Task goal: Your answer should be one number: the count of lines in these entries that hold the word "days".

Extracted records:
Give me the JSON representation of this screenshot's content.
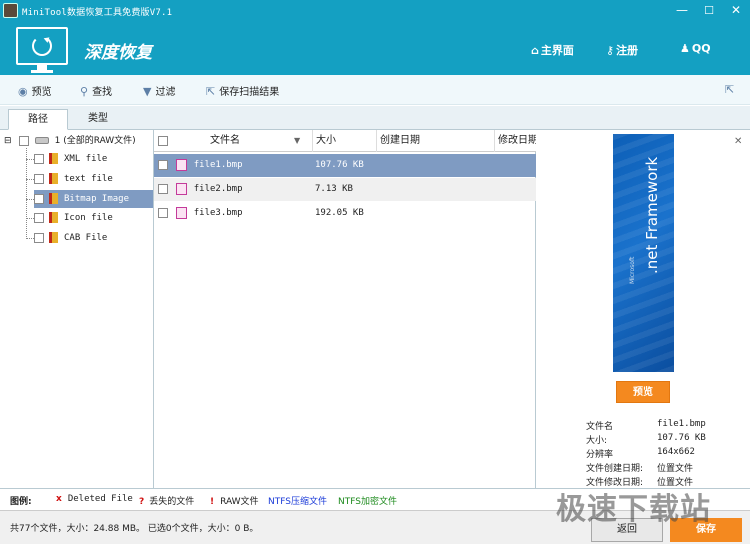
{
  "window": {
    "title": "MiniTool数据恢复工具免费版V7.1",
    "minimize": "—",
    "maximize": "☐",
    "close": "✕"
  },
  "header": {
    "title": "深度恢复",
    "nav": [
      {
        "icon": "home-icon",
        "label": "主界面"
      },
      {
        "icon": "key-icon",
        "label": "注册"
      },
      {
        "icon": "qq-penguin-icon",
        "label": "QQ"
      }
    ]
  },
  "toolbar": {
    "preview": "预览",
    "find": "查找",
    "filter": "过滤",
    "save_scan": "保存扫描结果"
  },
  "tabs": [
    "路径",
    "类型"
  ],
  "tree": {
    "root": "1 (全部的RAW文件)",
    "items": [
      "XML file",
      "text file",
      "Bitmap Image",
      "Icon file",
      "CAB File"
    ],
    "selected_index": 2
  },
  "filelist": {
    "columns": [
      "文件名",
      "大小",
      "创建日期",
      "修改日期"
    ],
    "rows": [
      {
        "name": "file1.bmp",
        "size": "107.76 KB"
      },
      {
        "name": "file2.bmp",
        "size": "7.13 KB"
      },
      {
        "name": "file3.bmp",
        "size": "192.05 KB"
      }
    ],
    "selected_index": 0
  },
  "preview": {
    "image_text": ".net Framework",
    "image_small": "Microsoft",
    "button": "预览",
    "close": "✕",
    "info": [
      {
        "k": "文件名",
        "v": "file1.bmp"
      },
      {
        "k": "大小:",
        "v": "107.76 KB"
      },
      {
        "k": "分辨率",
        "v": "164x662"
      },
      {
        "k": "文件创建日期:",
        "v": "位置文件"
      },
      {
        "k": "文件修改日期:",
        "v": "位置文件"
      }
    ]
  },
  "legend": {
    "label": "图例:",
    "items": [
      {
        "mark": "x",
        "text": "Deleted File",
        "color": "#222222"
      },
      {
        "mark": "?",
        "text": "丢失的文件",
        "color": "#222222"
      },
      {
        "mark": "!",
        "text": "RAW文件",
        "color": "#222222"
      },
      {
        "mark": "",
        "text": "NTFS压缩文件",
        "color": "#1a3ad8"
      },
      {
        "mark": "",
        "text": "NTFS加密文件",
        "color": "#1c8a1c"
      }
    ]
  },
  "status": {
    "text": "共77个文件，大小：24.88 MB。 已选0个文件，大小：0 B。",
    "back": "返回",
    "save": "保存"
  },
  "watermark": "极速下载站",
  "colors": {
    "accent": "#14a0c2",
    "orange": "#f4891f",
    "selection": "#7f9bc2"
  }
}
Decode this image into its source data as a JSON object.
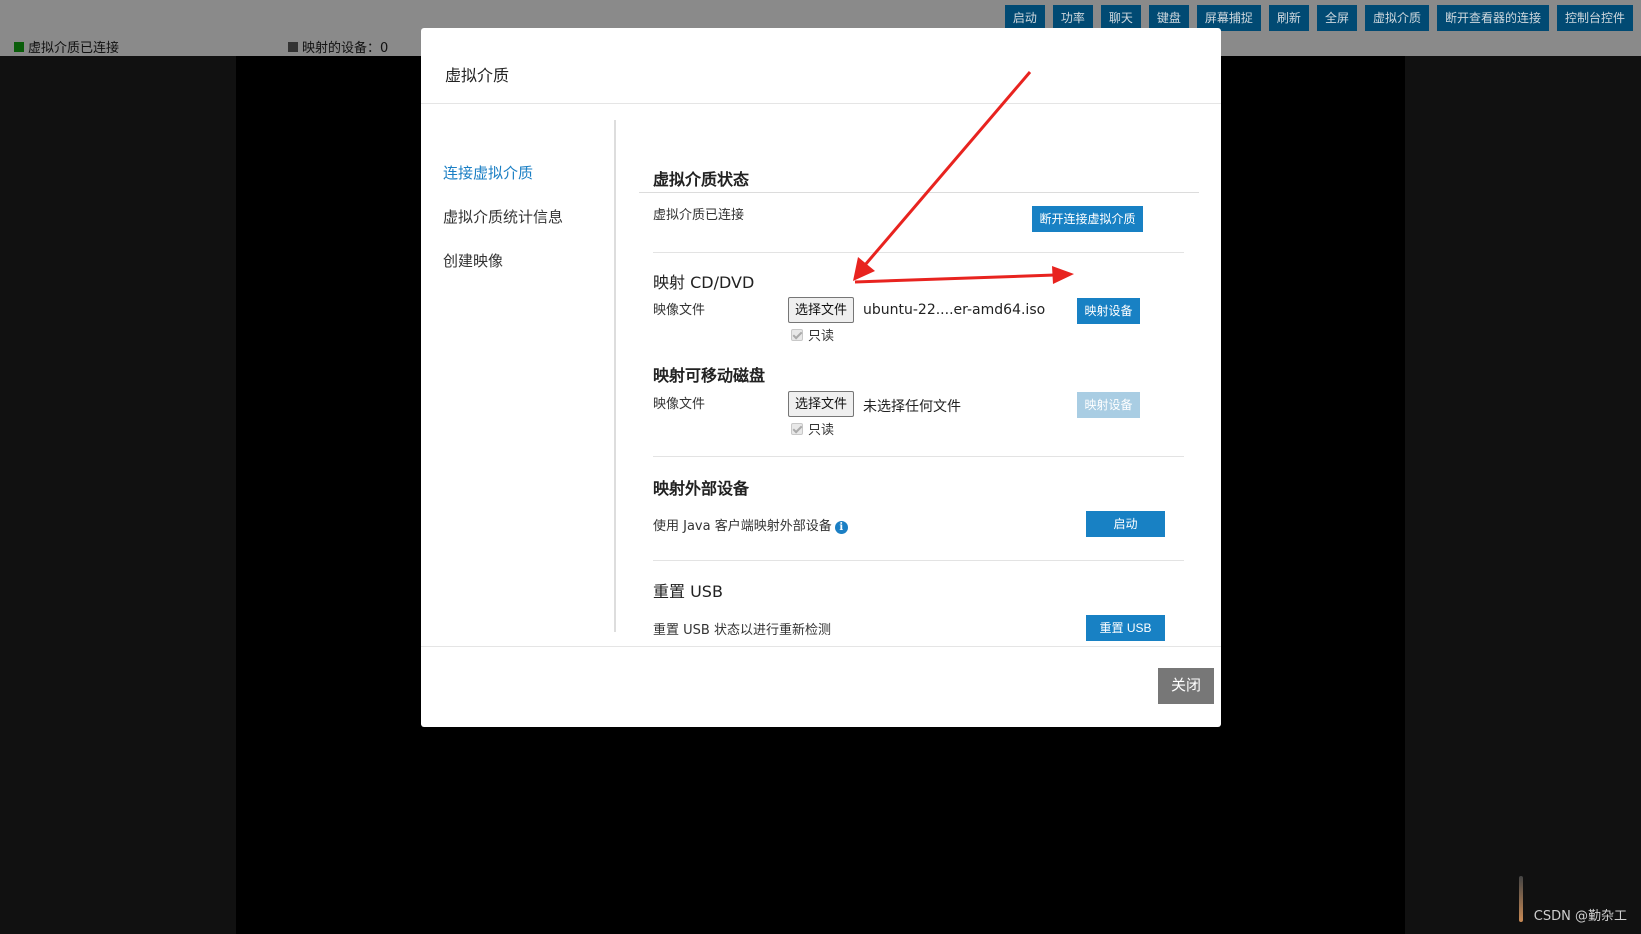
{
  "status": {
    "connected": "虚拟介质已连接",
    "mapped_devices": "映射的设备：0"
  },
  "toolbar": [
    "启动",
    "功率",
    "聊天",
    "键盘",
    "屏幕捕捉",
    "刷新",
    "全屏",
    "虚拟介质",
    "断开查看器的连接",
    "控制台控件"
  ],
  "modal": {
    "title": "虚拟介质",
    "nav": [
      "连接虚拟介质",
      "虚拟介质统计信息",
      "创建映像"
    ],
    "status_section": {
      "title": "虚拟介质状态",
      "text": "虚拟介质已连接",
      "disconnect_label": "断开连接虚拟介质"
    },
    "cd_section": {
      "title": "映射 CD/DVD",
      "image_label": "映像文件",
      "choose_label": "选择文件",
      "file_name": "ubuntu-22....er-amd64.iso",
      "readonly_label": "只读",
      "map_label": "映射设备"
    },
    "removable_section": {
      "title": "映射可移动磁盘",
      "image_label": "映像文件",
      "choose_label": "选择文件",
      "file_name": "未选择任何文件",
      "readonly_label": "只读",
      "map_label": "映射设备"
    },
    "external_section": {
      "title": "映射外部设备",
      "text": "使用 Java 客户端映射外部设备",
      "start_label": "启动"
    },
    "usb_section": {
      "title": "重置 USB",
      "text": "重置 USB 状态以进行重新检测",
      "reset_label": "重置 USB"
    },
    "close_label": "关闭"
  },
  "watermark": "CSDN @勤杂工",
  "colors": {
    "accent": "#1881c4",
    "annotation_arrow": "#e8231f",
    "toolbar_button": "#014a73"
  },
  "icons": [
    "info-icon"
  ]
}
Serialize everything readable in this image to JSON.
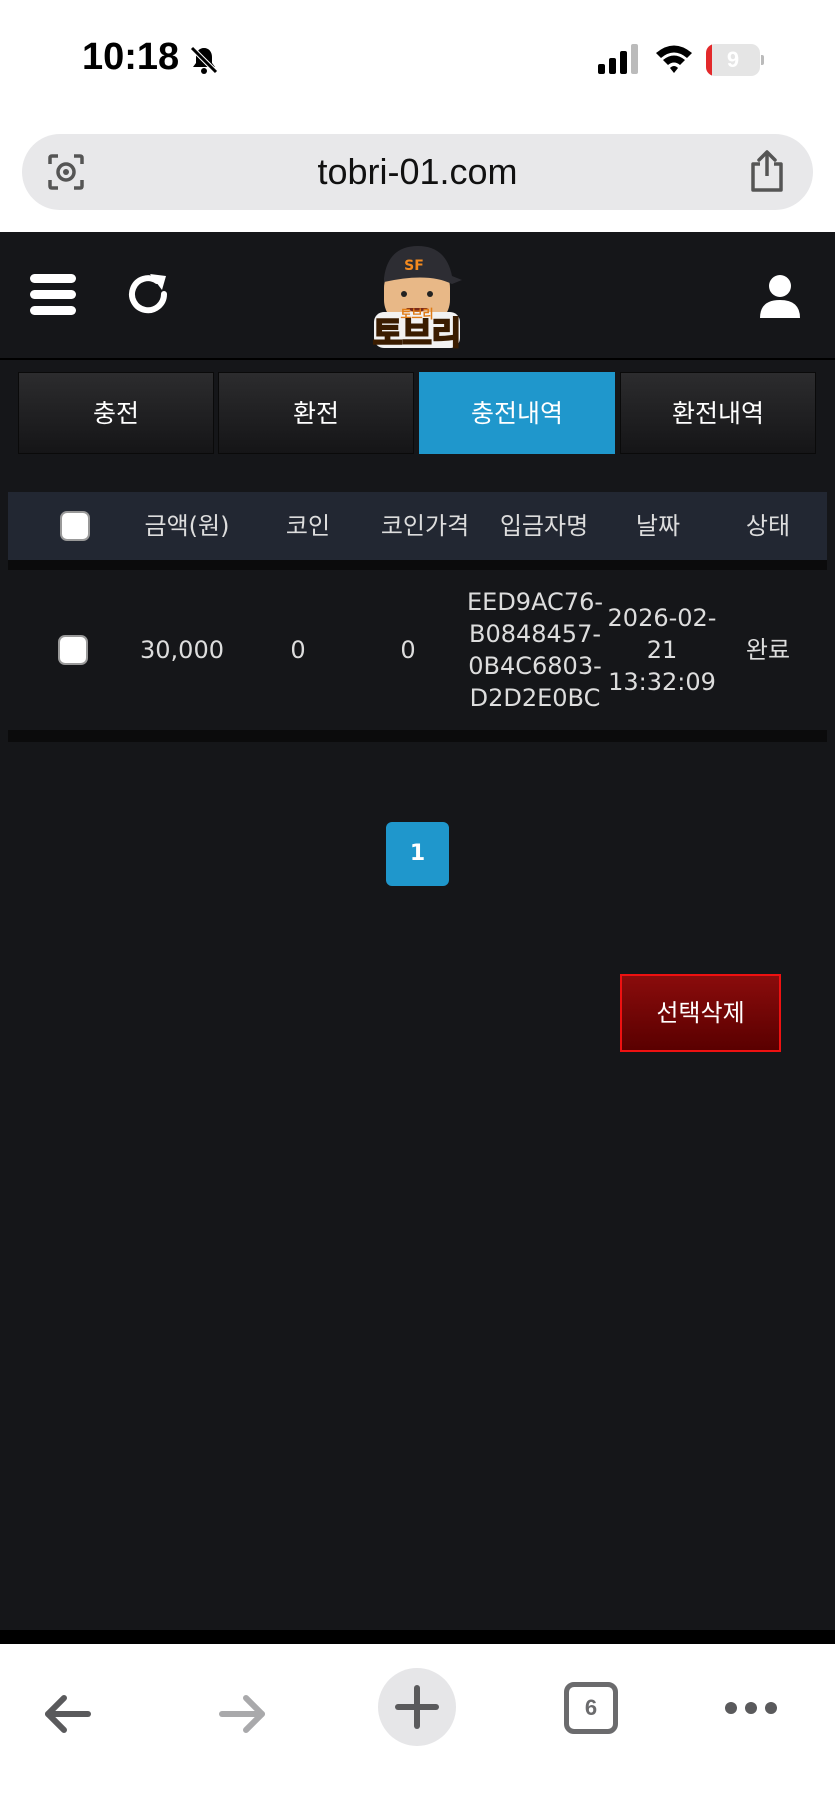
{
  "status_bar": {
    "time": "10:18",
    "battery": "9"
  },
  "browser": {
    "url": "tobri-01.com",
    "open_tabs": "6"
  },
  "header": {
    "logo_text": "토브리"
  },
  "tabs": [
    {
      "label": "충전",
      "active": false
    },
    {
      "label": "환전",
      "active": false
    },
    {
      "label": "충전내역",
      "active": true
    },
    {
      "label": "환전내역",
      "active": false
    }
  ],
  "table": {
    "headers": [
      "금액(원)",
      "코인",
      "코인가격",
      "입금자명",
      "날짜",
      "상태"
    ],
    "rows": [
      {
        "amount": "30,000",
        "coin": "0",
        "coin_price": "0",
        "depositor_lines": [
          "EED9AC76-",
          "B0848457-",
          "0B4C6803-",
          "D2D2E0BC"
        ],
        "date_lines": [
          "2026-02-",
          "21",
          "13:32:09"
        ],
        "status": "완료"
      }
    ]
  },
  "pagination": {
    "current": "1"
  },
  "actions": {
    "delete_selected": "선택삭제"
  },
  "colors": {
    "accent": "#1f97cc",
    "background": "#151619",
    "danger": "#8a0c0c"
  }
}
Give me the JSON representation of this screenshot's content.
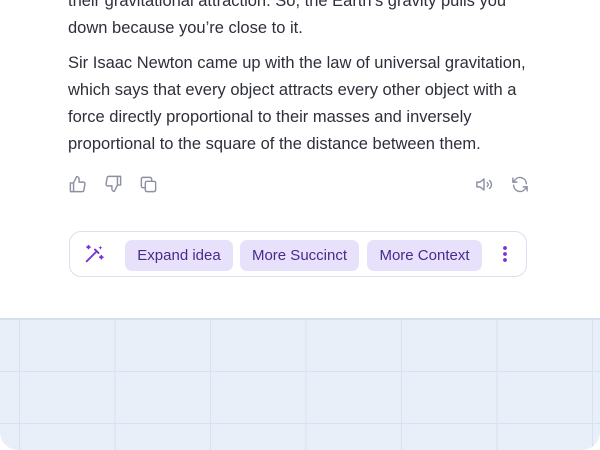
{
  "response": {
    "paragraph_1": "their gravitational attraction. So, the Earth’s gravity pulls you down because you’re close to it.",
    "paragraph_2": "Sir Isaac Newton came up with the law of universal gravitation, which says that every object attracts every other object with a force directly proportional to their masses and inversely proportional to the square of the distance between them."
  },
  "feedback_icons": [
    "thumbs-up-icon",
    "thumbs-down-icon",
    "copy-icon",
    "speaker-icon",
    "regenerate-icon"
  ],
  "action_bar": {
    "magic_icon": "magic-wand-icon",
    "chips": {
      "expand": "Expand idea",
      "succinct": "More Succinct",
      "context": "More Context"
    },
    "more_icon": "more-vertical-icon"
  },
  "colors": {
    "text": "#2d2f3a",
    "icon": "#8b90a3",
    "accent": "#7b2fd6",
    "chip_bg": "#e7e1fb",
    "chip_text": "#4a2a8c",
    "grid_bg": "#e8eff9"
  }
}
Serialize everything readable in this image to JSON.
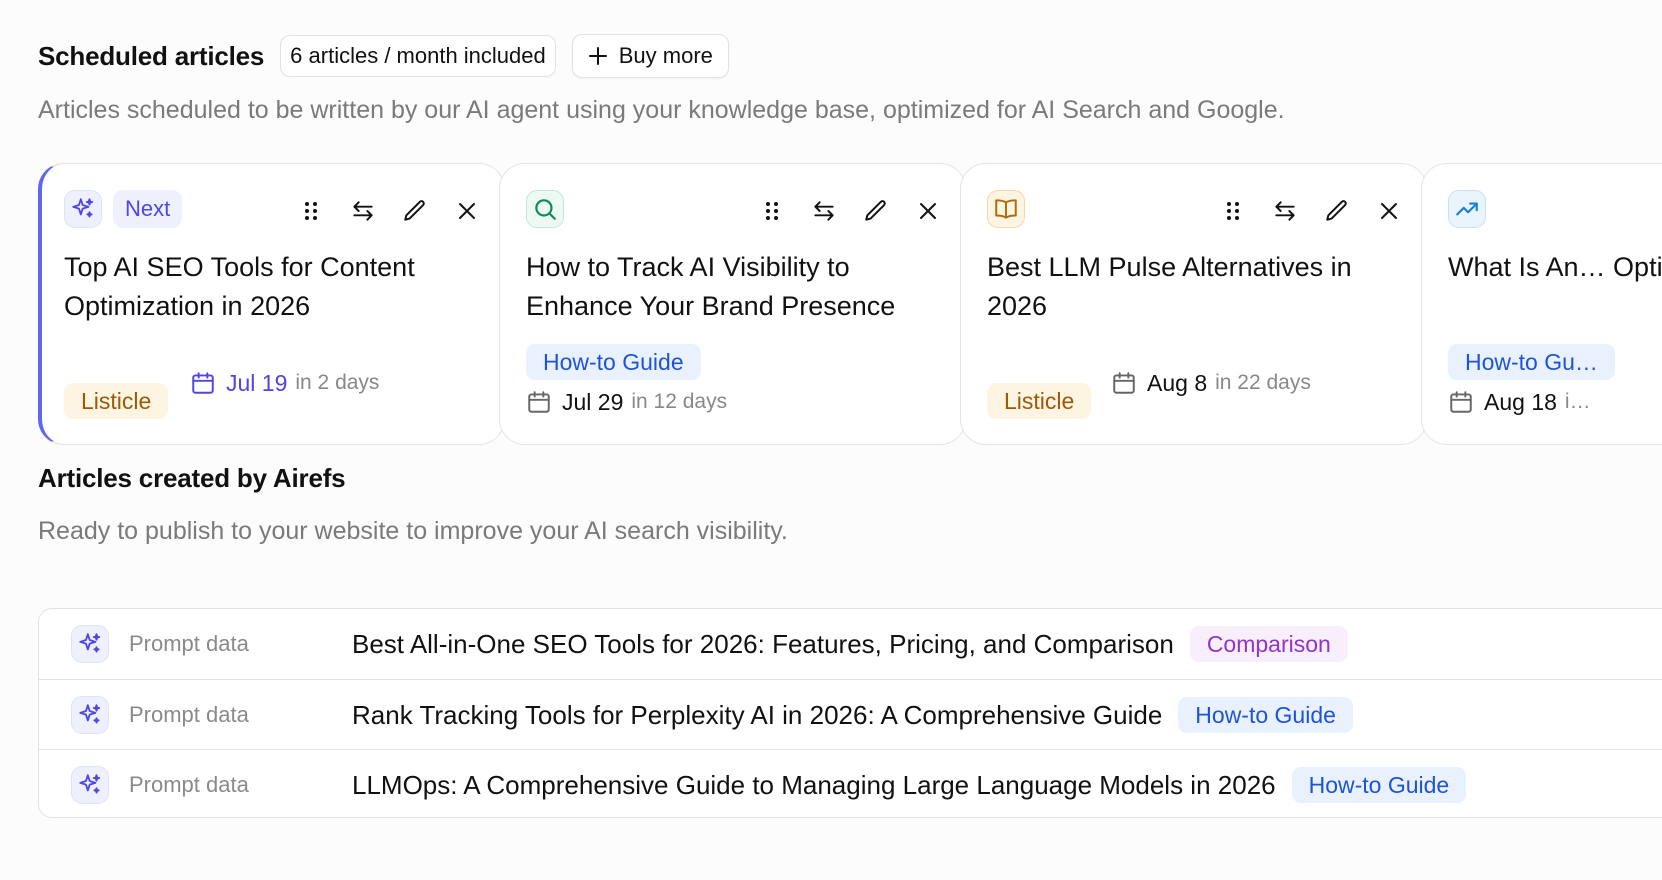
{
  "scheduled": {
    "title": "Scheduled articles",
    "included_badge": "6 articles / month included",
    "buy_more_label": "Buy more",
    "subtitle": "Articles scheduled to be written by our AI agent using your knowledge base, optimized for AI Search and Google.",
    "next_label": "Next",
    "cards": [
      {
        "icon": "sparkles-icon",
        "title": "Top AI SEO Tools for Content Optimization in 2026",
        "tag": "Listicle",
        "date": "Jul 19",
        "relative": "in 2 days"
      },
      {
        "icon": "search-icon",
        "title": "How to Track AI Visibility to Enhance Your Brand Presence",
        "tag": "How-to Guide",
        "date": "Jul 29",
        "relative": "in 12 days"
      },
      {
        "icon": "book-open-icon",
        "title": "Best LLM Pulse Alternatives in 2026",
        "tag": "Listicle",
        "date": "Aug 8",
        "relative": "in 22 days"
      },
      {
        "icon": "trending-up-icon",
        "title": "What Is An… Optimizati…",
        "tag": "How-to Gu…",
        "date": "Aug 18",
        "relative": "i…"
      }
    ]
  },
  "created": {
    "title": "Articles created by Airefs",
    "subtitle": "Ready to publish to your website to improve your AI search visibility.",
    "rows": [
      {
        "source": "Prompt data",
        "title": "Best All-in-One SEO Tools for 2026: Features, Pricing, and Comparison",
        "tag": "Comparison"
      },
      {
        "source": "Prompt data",
        "title": "Rank Tracking Tools for Perplexity AI in 2026: A Comprehensive Guide",
        "tag": "How-to Guide"
      },
      {
        "source": "Prompt data",
        "title": "LLMOps: A Comprehensive Guide to Managing Large Language Models in 2026",
        "tag": "How-to Guide"
      }
    ]
  },
  "colors": {
    "accent": "#4f46e5",
    "howto_bg": "#eaf1fe",
    "howto_text": "#1d54d6",
    "listicle_bg": "#fdf4e2",
    "listicle_text": "#9a5a09",
    "comparison_bg": "#f9effc",
    "comparison_text": "#9333c9"
  }
}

Task output: 3